X

1. A symbol appearing next to a stock listed on NASDAQ indicating that the share being traded is a mutual fund. All NASDAQ listings use a four-letter abbreviation; if an X or XD follows the abbreviation, this indicates that the share was a mutual fund.

2. A symbol appearing next to a stock indicating that the stock is being traded without its next dividend. This occurs when the company the stock represents declares that the next dividend is coming to the seller before he/she decides to sell it. A buyer purchasing such a stock begins to receive dividends the next time they are declared.

x

Used in stock transaction tables in newspapers to indicate a stock that trades ex-dividend or ex-rights: Gencp x212.
References in periodicals archive ?
The Crown accepted the defendant's plea that he had "recklessly" grabbed X's neck.
A prominent link leads visitors directly to Wiley X's Tactical Site dedicated to the needs of soldiers, police officers, fire fighters and others who need state-of-the- art APEL, Ballistic-rated and ANSI vision protection, gloves and accessories.
After providing a CliffsNotes companion to X's biography in Chapter 1, Chapter 2 paints a picture of Oxford, Britain, and race that moves between 1870 and 1964.
Minaj's artwork for her single does not depict the truth of Malcolm X's legacy,'' Shabazz's statement said.
Beginning in the 10th year and ending with the 13th year, Sub-Y2 had a call option with respect to X's partnership interest, priced at fair market value.

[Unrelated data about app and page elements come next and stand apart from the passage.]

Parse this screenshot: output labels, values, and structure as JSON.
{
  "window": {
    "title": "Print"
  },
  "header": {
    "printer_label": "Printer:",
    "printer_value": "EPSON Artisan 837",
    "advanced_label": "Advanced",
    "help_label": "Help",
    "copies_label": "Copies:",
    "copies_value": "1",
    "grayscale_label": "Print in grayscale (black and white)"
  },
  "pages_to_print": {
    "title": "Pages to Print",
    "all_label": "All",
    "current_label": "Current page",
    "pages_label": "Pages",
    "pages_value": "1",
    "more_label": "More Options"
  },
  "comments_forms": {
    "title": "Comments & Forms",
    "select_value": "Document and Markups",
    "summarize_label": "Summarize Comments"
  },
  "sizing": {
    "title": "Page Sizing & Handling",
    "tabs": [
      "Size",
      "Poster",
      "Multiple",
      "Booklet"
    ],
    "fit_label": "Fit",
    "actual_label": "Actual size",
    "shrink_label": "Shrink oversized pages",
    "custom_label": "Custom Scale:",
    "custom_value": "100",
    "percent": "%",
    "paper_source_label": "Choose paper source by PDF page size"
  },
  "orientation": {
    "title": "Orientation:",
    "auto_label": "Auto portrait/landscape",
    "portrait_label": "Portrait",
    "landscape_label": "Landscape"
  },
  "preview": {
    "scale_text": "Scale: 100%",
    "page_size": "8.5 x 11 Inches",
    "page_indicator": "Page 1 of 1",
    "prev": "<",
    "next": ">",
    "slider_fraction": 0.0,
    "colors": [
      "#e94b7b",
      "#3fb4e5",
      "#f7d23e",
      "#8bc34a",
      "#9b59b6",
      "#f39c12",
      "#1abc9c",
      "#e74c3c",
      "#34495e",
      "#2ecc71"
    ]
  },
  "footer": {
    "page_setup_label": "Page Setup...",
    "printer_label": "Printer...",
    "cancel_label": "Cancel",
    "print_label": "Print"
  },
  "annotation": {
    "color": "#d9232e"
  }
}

The following day, Mrs X's condition deteriorated and she was referred to hospital.
The extra grunt and huge screen it's quad h ngine there e X's eb ker.
Birmingham parking patrols strike seven X's in place of the plate number, whenever any car is found parked illegally without license plates or at meters that are no longer valid.

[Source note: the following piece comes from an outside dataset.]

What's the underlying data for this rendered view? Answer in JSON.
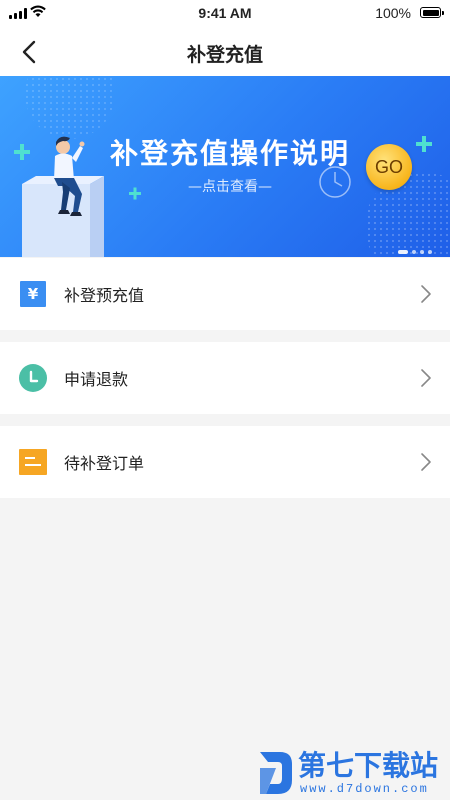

See, those X's do not just mark a gruesome bit of history.
Se proponen indicadores de la calidad de las aproximaciones: a) variables y's bien explicadas por las x's, b) agrupaciones de variables y's cuyas estimaciones presentan fuertes correlaciones y c) subconjuntos de variables explicativas que presentan mayor correlacion con una variable y particular.

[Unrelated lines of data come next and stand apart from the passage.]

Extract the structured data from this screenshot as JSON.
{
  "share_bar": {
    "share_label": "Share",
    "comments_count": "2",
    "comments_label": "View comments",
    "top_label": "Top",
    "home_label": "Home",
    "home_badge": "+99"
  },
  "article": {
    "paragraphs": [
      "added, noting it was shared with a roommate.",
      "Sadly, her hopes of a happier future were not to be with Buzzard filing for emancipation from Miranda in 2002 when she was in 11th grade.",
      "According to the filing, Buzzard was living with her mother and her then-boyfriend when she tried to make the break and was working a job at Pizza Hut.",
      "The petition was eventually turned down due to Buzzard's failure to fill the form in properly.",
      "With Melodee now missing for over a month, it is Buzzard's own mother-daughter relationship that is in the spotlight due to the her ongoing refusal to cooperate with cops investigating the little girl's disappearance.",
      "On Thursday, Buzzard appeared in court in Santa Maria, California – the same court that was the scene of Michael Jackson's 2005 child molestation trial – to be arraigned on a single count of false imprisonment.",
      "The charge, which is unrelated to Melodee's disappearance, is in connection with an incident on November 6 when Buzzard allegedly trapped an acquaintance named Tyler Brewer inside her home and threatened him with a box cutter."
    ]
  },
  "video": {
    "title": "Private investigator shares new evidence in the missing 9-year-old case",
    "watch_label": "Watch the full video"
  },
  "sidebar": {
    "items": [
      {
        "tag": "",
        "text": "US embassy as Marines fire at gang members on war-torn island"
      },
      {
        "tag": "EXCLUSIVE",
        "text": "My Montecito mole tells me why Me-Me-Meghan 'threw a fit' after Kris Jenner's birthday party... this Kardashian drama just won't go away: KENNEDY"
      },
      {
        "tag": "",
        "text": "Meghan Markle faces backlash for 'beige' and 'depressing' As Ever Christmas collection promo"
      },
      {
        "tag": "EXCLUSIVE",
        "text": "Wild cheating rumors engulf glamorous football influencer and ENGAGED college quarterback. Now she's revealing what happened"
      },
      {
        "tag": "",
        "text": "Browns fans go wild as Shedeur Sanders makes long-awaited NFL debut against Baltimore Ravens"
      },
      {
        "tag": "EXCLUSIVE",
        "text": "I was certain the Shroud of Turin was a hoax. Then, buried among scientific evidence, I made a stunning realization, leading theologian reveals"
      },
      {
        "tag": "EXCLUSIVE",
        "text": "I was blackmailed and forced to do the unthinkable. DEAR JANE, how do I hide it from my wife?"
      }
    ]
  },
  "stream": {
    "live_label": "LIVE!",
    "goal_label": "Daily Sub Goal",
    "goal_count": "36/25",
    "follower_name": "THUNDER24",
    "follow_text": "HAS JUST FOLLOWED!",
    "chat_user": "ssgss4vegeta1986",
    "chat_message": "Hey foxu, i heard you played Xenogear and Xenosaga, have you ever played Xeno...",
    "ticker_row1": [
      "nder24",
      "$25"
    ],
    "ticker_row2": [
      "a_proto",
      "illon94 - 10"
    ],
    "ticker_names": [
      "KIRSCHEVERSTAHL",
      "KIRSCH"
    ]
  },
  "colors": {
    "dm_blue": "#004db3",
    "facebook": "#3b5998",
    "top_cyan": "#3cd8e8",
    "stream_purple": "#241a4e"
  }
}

To say that "X believes A is B," when A is not B, is not to ascribe a mental state of false belief to X but to take a "semantic position," specifically that X's reasoning about A and B should be evaluated by a special validity criterion.
I regret that Title X's important role in achieving these remarkable results was not communicated clearly in the Foster article.